Mattel were great about, which is super-cool. Working for the Halo people was its own experience. The Halo brand is very definitive and it’s very highly guarded by its fan-base and authenticity and accuracy is paramount to them and that was very cool and also very daunting. Mattel was sort of the opposite in that they said, ‘Look we want this to be a movie. We have a cartoon and toy but make a movie.’ So we got to springboard from it and go to them and show them something and they would ask us to make it a little grittier and edgier and we were like, ‘What? Really?’ They were great. They encouraged us to do whatever we wanted within reason and they generally left us alone in the best possible way. They were supportive but not micro-managerial, which was shocking to me. It’s been a cool experience.

Who are Ben Witchell and Ana Villafañe?
The kids were relatively unknown [when we cast them]. We cast a pretty wide net and met people who had done lots of stuff and people who had done nothing. Ben Witchell is such a good dude and he really is what he plays on the screen, which is a relatable ‘everykid’ who’s attractive and girls will love him, but he’s also somebody that guys can see themselves in. It’s his first movie of any size. He got out of his car at Comic-Con and people were taking his photo and he was flabbergasted by the whole experience. It’s really endearing; he’s one of the most endearing guys. And he’s super-talented. He kept sifting to top when he did callbacks and it became clear it was him. He really blew me away. I’ve worked with a lot of young cast and he’s a natural and he’s in it for the work in the best possible way. Sofia is this gal called Ana Villafañe, who’s awesome. She lights up the screen and they have great chemistry.

You landed some famous names too

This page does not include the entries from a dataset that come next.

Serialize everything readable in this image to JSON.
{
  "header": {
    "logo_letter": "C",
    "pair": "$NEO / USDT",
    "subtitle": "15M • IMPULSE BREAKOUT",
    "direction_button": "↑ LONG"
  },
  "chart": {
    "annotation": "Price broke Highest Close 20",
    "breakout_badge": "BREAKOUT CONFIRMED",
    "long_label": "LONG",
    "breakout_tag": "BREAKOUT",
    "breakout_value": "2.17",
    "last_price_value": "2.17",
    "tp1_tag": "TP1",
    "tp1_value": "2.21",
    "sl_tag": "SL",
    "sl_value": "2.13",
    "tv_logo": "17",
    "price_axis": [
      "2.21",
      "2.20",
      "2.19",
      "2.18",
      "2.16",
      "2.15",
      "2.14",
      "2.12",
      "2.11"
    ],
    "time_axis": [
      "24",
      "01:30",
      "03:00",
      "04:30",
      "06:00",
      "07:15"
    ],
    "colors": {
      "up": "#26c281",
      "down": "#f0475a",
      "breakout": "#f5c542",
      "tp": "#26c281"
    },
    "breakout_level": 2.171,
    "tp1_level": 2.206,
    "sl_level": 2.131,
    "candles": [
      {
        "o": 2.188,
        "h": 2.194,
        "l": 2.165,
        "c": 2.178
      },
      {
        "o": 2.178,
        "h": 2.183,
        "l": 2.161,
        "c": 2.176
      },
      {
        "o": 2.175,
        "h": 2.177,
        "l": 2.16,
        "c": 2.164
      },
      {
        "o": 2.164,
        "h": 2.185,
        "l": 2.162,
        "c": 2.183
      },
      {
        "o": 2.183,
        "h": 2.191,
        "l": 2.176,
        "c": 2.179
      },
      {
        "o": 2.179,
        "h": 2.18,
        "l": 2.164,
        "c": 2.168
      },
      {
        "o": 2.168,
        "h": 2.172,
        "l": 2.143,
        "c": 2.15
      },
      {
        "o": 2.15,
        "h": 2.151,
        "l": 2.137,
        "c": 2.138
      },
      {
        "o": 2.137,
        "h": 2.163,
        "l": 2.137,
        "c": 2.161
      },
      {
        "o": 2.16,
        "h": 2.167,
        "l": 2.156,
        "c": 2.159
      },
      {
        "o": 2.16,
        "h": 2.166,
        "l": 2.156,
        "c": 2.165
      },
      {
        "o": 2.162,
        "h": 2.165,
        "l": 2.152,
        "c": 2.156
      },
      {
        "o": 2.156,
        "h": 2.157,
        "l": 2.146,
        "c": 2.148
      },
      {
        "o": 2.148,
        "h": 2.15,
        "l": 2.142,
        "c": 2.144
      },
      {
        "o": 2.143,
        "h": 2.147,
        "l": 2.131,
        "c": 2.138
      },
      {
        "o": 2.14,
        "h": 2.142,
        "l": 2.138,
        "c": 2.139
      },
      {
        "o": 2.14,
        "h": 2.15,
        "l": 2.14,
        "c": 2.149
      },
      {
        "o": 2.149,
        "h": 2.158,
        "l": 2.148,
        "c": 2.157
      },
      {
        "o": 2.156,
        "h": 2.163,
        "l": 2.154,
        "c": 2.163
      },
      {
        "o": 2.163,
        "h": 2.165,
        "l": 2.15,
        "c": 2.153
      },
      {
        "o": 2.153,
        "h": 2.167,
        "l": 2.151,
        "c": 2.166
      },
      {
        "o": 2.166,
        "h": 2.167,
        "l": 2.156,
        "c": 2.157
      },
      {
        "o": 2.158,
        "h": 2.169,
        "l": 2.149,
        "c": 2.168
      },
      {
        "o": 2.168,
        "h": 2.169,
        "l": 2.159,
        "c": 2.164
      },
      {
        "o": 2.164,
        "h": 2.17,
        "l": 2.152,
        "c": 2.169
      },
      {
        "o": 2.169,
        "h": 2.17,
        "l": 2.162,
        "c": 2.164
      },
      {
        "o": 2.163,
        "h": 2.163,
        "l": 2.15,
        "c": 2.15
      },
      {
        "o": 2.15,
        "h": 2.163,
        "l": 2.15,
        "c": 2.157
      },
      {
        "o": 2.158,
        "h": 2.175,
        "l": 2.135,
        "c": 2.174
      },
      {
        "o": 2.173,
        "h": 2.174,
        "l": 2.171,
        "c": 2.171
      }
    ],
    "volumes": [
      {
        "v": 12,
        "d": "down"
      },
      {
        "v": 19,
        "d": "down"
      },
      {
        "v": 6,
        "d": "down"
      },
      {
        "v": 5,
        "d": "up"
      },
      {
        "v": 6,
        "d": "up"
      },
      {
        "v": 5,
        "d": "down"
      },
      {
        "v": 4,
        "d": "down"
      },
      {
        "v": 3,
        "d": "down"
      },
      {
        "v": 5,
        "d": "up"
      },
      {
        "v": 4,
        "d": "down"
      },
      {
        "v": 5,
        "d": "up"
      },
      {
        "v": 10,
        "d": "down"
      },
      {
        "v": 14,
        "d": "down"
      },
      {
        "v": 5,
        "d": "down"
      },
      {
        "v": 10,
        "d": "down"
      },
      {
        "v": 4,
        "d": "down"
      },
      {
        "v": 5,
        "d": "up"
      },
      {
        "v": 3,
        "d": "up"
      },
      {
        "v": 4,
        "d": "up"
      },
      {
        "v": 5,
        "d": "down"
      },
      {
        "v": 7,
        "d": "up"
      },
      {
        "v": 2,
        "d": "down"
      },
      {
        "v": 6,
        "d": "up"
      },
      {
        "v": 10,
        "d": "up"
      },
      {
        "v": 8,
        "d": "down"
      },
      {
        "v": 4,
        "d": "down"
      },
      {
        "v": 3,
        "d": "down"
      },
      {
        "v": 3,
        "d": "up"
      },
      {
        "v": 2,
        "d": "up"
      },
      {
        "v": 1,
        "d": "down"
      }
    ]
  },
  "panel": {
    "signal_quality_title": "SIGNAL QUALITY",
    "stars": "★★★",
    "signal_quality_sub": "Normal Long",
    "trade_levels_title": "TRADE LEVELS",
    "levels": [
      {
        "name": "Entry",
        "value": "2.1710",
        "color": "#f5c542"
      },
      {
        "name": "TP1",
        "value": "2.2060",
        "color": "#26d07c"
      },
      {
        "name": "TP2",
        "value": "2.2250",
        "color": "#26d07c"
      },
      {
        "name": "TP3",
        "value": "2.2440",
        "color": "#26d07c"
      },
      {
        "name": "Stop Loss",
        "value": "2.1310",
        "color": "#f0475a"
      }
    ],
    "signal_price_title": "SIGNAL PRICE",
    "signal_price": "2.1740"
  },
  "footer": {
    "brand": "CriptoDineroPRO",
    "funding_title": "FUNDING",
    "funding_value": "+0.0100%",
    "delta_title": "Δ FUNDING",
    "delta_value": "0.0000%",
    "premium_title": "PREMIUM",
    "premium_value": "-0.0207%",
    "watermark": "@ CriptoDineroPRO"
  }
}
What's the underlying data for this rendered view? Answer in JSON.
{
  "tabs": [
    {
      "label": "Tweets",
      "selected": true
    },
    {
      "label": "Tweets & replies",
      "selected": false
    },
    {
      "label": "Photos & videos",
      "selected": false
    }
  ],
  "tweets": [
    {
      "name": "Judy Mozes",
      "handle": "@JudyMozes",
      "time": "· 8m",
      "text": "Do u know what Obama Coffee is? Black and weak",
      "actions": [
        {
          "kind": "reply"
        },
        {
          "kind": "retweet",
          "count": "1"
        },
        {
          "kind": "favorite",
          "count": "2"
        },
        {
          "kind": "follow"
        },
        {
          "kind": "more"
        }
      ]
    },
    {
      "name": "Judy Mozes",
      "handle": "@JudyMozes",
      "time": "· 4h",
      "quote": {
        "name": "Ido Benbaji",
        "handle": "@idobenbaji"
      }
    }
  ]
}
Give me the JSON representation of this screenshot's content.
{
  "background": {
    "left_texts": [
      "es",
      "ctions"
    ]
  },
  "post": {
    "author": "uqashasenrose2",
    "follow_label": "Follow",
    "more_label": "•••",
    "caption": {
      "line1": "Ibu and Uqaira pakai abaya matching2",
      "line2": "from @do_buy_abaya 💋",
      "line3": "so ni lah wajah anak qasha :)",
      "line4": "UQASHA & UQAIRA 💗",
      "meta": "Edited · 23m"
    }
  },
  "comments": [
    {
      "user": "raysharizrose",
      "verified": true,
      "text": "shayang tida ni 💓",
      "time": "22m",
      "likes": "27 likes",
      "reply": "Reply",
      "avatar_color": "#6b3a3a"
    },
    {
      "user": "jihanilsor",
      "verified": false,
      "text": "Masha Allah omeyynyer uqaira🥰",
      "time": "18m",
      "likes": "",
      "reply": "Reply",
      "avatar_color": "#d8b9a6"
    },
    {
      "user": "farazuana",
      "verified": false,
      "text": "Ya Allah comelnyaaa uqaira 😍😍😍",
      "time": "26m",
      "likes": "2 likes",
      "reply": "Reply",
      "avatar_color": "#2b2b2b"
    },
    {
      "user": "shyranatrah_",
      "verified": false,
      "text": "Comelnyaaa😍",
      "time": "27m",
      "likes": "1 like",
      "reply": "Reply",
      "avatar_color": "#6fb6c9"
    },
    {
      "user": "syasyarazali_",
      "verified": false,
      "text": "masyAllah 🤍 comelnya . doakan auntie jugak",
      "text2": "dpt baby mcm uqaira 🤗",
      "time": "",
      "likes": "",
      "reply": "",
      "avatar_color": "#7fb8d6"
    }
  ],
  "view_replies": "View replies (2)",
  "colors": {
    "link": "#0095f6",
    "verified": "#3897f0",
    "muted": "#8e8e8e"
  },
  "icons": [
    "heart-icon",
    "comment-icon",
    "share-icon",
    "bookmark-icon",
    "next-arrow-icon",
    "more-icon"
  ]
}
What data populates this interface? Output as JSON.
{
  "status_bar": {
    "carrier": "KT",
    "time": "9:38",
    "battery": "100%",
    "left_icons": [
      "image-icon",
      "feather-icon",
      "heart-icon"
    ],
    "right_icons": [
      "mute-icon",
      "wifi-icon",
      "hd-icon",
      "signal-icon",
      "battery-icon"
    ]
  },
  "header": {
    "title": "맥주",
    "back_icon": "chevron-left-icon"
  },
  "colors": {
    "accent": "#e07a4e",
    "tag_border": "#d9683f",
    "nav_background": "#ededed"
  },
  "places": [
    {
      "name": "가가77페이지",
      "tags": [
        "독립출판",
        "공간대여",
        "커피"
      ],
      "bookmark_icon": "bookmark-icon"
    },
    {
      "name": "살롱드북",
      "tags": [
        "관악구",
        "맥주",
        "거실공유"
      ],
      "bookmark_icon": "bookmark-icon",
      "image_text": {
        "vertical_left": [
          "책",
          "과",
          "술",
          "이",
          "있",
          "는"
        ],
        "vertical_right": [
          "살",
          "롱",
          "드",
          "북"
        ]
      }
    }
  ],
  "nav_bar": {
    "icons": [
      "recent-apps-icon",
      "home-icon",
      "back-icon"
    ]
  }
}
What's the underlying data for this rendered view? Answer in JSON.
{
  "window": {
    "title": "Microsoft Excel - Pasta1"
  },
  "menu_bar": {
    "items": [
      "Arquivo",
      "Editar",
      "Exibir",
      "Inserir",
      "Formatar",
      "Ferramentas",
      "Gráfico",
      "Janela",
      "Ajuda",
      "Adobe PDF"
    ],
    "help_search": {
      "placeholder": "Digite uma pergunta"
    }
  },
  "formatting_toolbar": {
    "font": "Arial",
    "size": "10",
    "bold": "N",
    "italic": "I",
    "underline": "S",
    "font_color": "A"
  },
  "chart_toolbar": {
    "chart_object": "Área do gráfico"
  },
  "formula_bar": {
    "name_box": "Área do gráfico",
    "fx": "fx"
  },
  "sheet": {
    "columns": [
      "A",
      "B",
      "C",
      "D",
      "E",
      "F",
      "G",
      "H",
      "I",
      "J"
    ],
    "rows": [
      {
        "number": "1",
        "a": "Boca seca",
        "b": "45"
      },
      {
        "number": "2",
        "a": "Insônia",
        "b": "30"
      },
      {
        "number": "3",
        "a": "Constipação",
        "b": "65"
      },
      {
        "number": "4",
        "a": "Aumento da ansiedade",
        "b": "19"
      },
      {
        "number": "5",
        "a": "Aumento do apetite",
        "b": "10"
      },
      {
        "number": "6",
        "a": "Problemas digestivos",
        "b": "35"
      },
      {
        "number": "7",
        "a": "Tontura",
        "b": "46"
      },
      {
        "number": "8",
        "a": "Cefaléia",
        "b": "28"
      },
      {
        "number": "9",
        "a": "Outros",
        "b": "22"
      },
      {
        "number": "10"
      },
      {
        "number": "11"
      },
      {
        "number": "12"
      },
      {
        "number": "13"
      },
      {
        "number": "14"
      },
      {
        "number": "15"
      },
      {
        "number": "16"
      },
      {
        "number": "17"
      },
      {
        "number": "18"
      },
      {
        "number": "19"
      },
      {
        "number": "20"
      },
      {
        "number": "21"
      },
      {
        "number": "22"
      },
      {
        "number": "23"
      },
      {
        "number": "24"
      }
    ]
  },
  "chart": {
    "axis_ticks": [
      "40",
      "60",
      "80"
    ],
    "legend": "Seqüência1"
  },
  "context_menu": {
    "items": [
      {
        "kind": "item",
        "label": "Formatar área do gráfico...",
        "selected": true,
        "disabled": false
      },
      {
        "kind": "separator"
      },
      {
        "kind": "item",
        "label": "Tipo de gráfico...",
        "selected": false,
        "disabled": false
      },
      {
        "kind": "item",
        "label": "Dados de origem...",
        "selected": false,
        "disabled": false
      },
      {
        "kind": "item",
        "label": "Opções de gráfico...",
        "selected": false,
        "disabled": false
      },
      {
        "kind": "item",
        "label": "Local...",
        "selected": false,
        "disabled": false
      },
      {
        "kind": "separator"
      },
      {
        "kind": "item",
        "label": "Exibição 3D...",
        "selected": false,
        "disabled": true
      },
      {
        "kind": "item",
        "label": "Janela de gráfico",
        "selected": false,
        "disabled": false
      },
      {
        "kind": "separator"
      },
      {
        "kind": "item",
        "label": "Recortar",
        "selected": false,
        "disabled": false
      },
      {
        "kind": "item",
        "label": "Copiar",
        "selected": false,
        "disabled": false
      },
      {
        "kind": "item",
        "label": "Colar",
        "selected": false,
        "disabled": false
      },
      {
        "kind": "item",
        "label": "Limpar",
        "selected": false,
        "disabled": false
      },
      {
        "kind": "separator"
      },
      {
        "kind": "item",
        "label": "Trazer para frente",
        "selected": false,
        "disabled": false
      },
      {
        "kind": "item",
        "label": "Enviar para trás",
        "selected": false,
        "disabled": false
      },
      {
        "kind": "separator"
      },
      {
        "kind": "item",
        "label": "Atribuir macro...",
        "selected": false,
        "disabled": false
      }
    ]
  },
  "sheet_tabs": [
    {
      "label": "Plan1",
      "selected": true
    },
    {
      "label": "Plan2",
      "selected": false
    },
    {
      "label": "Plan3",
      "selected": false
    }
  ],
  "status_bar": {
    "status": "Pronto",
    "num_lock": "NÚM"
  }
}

The adults were really cool and it’s a high-calibre cast. We had Maria Bello, which was amazing. She does something different every take so my editor is doing backflips with her because it was an embarrassment of riches. Andy Garcia is the same thing, obviously: super-talented dude. Quirky dude. Just a fun guy to have around the set. He seems like he’s totally focused and then he’ll ad lib something out of left-field and the whole set will totally lose it. It was a fun set to be on.